  • Amanda Peterson
    Aug 23, 2019
    This is a fascinating read and one that might require a deep dive in the future. I have only heard a small portion of the Chinese that came to work on the railroad but now that I know a little more on the subject I am stunned this is not taught further. Especially in the climate of imm...
  • Amy
    Jul 18, 2019
    At issue in the controversy over the deaths of Chinese who perished during and after the construction of the Pacific Railroad is the deep anguish and anger many felt about the suffering Chinese endured in nineteenth-century America, which has yet to be fully acknowledged. The grief con...
  • Sophie
    Aug 06, 2019
    This can't decide if it's an academic work or a historical nonfiction narrative. This was a shame since it made it quite difficult to read at times. I wish the author had chosen the latter style and removed some of his own analysis, which at times is barely at a high school level - ex:...
  • Liz
    May 25, 2019
    According to the author's introduction, it sounds like a book like this, a telling of the transcontinental railroad building from the point of view of the Chinese, hasn't really existed up until this point.
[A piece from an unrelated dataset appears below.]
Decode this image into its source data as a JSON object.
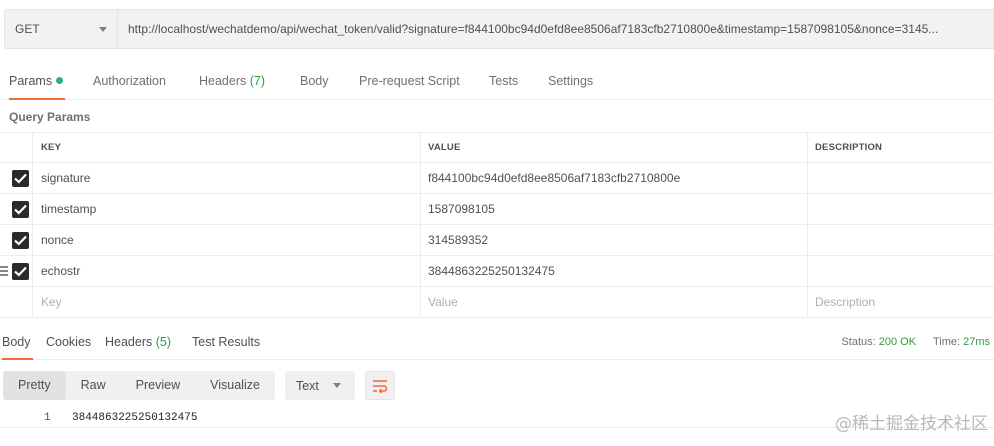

So for that reason, I'm really glad it was written! I didn't go through the end...
  • Newt Taylor
    Jul 06, 2019
    Did not finish, as it?s neither ?gripping? nor ?breathtaking?. Which is too bad, as it?s obvious Chang devoted an enormous amount of research to a neglected chapter in American history. Plenty of gifted nonfiction writers(you know, the ones who are true storytellers) could ...
  • Chris Miller
    Sep 03, 2019
    Chief Left Hand by Margaret Coel is an amazing book that I admire very much, but with difficult sourcing due to a lack of records from the Indian perspective. Gordon H. Chang has raised the difficulty level with Ghosts of Gold Mountain, an excellent history of the "railroad" Chinese th...
  • Jane
    Jun 24, 2019
    This section of American history has been long overlooked and deserves to be told. And the research and accounts from descendants have been painstakingly difficult to locate and gather. I looked forward to reading this, and did learn much about the hardships, the southern region in Chi...